EXERCISE BRIEF:
Reproduce each line of the material that follows, word for word.

INPUT FOR THIS TASK:
Segment Open
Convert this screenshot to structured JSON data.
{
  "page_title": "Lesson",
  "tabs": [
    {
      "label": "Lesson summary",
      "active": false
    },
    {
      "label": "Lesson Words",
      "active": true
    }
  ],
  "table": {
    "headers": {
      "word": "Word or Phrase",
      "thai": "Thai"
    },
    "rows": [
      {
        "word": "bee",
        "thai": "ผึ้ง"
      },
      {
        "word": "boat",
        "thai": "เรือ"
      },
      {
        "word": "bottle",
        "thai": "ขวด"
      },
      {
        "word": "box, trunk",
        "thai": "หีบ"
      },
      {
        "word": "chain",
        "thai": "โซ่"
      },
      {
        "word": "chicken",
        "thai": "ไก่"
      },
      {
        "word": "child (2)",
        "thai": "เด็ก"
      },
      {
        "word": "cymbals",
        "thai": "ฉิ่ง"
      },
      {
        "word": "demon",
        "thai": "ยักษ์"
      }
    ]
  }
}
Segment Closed
COMPLETED TASK:
Convert this screenshot to structured JSON data.
{
  "page_title": "Lesson",
  "tabs": [
    {
      "label": "Lesson summary",
      "active": false
    },
    {
      "label": "Lesson Words",
      "active": true
    }
  ],
  "table": {
    "headers": {
      "word": "Word or Phrase",
      "thai": "Thai"
    },
    "rows": [
      {
        "word": "bee",
        "thai": "ผึ้ง"
      },
      {
        "word": "boat",
        "thai": "เรือ"
      },
      {
        "word": "bottle",
        "thai": "ขวด"
      },
      {
        "word": "box, trunk",
        "thai": "หีบ"
      },
      {
        "word": "chain",
        "thai": "โซ่"
      },
      {
        "word": "chicken",
        "thai": "ไก่"
      },
      {
        "word": "child (2)",
        "thai": "เด็ก"
      },
      {
        "word": "cymbals",
        "thai": "ฉิ่ง"
      },
      {
        "word": "demon",
        "thai": "ยักษ์"
      }
    ]
  }
}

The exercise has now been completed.